### [Task item]
Take each line of the material that includes "comment" and copy it.

Data supplied: Begin

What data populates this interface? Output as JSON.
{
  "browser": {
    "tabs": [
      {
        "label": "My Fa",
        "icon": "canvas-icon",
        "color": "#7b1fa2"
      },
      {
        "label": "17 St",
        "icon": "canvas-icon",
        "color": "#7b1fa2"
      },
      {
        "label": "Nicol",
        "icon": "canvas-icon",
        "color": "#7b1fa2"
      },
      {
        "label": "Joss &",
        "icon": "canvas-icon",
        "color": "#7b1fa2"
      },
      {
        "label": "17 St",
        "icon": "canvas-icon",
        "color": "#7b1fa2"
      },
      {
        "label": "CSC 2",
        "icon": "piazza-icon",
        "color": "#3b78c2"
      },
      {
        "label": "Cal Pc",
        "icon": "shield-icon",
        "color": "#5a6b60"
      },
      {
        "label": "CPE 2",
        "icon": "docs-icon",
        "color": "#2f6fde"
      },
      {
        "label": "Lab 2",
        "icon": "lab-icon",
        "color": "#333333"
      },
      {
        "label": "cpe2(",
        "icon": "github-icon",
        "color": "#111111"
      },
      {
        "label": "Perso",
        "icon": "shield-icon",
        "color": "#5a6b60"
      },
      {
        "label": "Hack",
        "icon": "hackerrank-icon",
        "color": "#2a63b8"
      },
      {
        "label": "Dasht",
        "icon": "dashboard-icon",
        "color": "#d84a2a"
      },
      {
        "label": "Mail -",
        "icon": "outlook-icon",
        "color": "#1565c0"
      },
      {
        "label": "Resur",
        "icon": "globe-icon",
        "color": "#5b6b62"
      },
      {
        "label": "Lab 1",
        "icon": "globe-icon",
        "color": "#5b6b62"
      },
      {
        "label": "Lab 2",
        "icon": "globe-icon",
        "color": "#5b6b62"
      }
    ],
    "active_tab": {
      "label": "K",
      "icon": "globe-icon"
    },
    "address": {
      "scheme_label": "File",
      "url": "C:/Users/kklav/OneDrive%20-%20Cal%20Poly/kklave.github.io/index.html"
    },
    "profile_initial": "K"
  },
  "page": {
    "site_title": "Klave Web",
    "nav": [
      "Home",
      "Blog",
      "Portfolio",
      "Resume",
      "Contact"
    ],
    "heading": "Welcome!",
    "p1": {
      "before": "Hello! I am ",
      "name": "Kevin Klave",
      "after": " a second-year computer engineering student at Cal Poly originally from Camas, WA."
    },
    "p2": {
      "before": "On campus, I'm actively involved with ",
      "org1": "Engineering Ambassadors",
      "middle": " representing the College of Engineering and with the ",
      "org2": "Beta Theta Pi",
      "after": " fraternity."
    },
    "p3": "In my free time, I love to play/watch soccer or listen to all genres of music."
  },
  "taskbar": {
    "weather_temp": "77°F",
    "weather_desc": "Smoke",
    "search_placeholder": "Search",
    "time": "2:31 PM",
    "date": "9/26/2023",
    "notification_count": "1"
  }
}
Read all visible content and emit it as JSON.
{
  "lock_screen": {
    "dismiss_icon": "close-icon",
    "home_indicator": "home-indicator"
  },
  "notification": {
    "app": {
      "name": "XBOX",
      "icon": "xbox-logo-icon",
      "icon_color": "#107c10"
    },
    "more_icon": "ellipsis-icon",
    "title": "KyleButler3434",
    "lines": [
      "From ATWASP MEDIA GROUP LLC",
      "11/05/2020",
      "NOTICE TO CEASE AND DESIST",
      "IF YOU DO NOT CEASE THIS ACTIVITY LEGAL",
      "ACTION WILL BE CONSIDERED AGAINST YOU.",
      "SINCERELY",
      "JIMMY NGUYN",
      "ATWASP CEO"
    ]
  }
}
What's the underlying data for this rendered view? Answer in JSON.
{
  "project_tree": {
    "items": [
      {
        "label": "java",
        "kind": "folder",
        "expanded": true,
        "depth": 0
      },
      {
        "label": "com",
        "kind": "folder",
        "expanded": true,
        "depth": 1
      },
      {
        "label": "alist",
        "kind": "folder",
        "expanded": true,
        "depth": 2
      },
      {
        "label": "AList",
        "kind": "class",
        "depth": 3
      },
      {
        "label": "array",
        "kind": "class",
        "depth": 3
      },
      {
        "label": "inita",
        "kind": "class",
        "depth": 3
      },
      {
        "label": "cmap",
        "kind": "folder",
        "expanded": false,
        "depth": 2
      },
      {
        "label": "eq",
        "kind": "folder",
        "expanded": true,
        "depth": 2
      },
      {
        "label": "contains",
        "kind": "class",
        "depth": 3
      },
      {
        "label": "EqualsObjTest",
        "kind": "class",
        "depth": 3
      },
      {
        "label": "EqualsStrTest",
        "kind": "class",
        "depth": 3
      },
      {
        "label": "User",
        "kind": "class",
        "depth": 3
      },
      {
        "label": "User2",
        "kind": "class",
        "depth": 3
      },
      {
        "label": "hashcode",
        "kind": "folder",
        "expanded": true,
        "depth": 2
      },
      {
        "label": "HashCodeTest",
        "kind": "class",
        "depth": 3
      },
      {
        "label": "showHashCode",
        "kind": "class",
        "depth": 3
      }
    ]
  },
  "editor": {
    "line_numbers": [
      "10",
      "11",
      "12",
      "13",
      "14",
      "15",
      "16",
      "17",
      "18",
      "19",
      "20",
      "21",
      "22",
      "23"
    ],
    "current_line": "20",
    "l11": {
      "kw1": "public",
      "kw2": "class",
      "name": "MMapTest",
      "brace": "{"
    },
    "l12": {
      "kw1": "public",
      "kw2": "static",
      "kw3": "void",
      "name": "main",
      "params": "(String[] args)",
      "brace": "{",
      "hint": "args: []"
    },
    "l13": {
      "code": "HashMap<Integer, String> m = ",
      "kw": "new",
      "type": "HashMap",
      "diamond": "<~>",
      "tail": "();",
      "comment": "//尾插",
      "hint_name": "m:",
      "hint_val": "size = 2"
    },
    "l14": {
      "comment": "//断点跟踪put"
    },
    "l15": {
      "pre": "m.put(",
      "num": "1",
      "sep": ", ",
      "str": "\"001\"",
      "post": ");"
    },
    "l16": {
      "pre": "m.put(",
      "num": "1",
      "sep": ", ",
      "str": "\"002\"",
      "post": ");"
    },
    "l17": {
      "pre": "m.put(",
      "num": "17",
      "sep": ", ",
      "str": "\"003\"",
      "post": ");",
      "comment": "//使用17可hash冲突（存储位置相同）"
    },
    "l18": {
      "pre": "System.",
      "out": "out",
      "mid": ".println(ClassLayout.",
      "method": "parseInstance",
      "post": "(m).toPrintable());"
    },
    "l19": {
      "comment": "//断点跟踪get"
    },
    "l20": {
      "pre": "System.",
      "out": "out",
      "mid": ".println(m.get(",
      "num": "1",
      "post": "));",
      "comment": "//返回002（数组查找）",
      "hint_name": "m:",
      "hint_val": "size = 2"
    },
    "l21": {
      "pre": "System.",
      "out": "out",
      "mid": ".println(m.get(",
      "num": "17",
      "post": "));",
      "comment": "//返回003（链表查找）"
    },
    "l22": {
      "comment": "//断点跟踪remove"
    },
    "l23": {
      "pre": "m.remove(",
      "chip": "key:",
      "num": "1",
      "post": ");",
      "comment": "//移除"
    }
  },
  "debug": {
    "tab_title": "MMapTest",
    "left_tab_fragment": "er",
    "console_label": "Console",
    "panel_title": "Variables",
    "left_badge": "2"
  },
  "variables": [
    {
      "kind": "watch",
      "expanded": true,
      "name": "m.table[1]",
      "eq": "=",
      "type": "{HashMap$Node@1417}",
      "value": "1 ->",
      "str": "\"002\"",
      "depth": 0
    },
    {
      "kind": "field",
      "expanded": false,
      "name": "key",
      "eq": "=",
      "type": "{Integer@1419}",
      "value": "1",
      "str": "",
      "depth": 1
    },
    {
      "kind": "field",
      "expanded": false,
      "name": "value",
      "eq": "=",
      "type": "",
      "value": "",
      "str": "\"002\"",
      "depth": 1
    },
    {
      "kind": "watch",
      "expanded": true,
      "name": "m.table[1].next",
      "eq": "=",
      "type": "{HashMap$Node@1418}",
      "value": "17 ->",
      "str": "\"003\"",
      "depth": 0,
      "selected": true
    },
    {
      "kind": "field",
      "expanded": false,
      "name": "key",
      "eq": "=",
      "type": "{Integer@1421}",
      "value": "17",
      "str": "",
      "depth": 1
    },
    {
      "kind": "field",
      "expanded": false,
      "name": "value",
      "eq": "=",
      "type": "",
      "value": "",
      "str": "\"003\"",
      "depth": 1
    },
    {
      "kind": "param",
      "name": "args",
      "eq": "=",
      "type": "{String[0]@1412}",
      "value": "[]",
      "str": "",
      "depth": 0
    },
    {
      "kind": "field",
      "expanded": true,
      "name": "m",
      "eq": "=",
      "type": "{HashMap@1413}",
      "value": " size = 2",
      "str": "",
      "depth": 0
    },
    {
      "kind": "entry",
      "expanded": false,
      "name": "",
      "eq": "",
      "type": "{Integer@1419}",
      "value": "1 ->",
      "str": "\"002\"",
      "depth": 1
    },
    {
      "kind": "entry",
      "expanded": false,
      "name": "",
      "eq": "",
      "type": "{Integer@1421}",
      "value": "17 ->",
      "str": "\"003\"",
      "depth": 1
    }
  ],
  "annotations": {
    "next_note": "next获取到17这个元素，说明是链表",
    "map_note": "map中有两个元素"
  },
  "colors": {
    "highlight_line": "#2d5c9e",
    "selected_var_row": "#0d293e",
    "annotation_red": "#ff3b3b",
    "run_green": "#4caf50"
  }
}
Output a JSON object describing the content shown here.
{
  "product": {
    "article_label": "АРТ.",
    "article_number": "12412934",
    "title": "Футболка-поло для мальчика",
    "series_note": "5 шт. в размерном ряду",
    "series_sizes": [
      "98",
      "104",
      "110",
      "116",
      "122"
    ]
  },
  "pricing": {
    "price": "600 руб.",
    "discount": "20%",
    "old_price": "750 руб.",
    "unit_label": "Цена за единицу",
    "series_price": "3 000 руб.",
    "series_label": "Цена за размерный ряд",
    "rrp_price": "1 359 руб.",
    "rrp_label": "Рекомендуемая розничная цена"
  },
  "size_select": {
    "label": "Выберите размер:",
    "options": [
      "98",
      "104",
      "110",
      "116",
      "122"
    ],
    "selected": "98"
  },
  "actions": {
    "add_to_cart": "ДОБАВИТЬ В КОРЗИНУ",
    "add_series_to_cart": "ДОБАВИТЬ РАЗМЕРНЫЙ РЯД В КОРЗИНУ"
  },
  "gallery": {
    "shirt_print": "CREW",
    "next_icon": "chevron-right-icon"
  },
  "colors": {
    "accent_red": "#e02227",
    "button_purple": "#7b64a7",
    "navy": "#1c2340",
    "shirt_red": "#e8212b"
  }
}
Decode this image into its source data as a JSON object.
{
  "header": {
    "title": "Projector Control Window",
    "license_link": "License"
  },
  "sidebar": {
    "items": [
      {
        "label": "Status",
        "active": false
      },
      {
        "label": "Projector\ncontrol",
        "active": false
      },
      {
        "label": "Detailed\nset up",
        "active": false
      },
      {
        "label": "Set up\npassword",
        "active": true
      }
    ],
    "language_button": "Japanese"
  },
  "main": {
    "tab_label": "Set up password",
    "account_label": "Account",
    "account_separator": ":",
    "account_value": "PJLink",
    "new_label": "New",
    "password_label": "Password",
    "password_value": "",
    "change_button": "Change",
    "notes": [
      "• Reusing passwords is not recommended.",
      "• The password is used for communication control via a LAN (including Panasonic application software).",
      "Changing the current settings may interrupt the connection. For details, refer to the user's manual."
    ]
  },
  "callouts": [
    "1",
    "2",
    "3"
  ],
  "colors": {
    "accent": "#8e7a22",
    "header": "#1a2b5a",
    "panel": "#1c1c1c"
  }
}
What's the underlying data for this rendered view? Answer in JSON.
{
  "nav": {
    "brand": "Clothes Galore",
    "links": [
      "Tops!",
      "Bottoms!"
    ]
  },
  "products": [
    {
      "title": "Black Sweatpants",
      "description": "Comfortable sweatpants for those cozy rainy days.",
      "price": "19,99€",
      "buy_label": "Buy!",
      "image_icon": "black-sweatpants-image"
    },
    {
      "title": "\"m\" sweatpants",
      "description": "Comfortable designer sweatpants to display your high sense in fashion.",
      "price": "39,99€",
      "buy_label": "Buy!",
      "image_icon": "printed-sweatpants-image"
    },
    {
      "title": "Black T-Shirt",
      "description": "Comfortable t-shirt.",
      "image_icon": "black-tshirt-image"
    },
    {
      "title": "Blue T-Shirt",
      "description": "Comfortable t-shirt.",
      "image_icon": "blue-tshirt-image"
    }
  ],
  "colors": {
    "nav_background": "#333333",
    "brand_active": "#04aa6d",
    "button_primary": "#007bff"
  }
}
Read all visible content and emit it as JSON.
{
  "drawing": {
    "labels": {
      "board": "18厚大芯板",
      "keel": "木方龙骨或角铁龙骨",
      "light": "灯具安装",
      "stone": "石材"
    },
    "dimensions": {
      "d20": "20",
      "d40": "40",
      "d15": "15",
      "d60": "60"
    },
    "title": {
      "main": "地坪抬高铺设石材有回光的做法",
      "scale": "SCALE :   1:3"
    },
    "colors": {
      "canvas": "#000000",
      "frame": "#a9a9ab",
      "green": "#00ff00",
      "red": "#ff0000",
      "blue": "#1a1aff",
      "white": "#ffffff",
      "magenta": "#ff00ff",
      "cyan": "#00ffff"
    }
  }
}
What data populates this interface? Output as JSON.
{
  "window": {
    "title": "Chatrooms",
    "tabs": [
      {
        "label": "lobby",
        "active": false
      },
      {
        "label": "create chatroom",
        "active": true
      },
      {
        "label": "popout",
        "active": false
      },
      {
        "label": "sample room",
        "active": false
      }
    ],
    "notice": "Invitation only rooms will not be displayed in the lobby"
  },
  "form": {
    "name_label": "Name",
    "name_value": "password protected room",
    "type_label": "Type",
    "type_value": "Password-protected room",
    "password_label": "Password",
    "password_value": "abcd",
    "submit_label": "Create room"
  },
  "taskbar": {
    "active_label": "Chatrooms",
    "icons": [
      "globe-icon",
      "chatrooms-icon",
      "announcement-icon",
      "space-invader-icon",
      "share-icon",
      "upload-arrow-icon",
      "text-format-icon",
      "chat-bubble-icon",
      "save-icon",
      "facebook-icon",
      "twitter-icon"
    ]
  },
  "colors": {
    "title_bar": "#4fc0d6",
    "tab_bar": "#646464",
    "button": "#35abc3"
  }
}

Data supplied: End

### [Answer below]
      "comment": "//尾插",
      "comment": "//断点跟踪put"
      "comment": "//使用17可hash冲突（存储位置相同）"
      "comment": "//断点跟踪get"
      "comment": "//返回002（数组查找）",
      "comment": "//返回003（链表查找）"
      "comment": "//断点跟踪remove"
      "comment": "//移除"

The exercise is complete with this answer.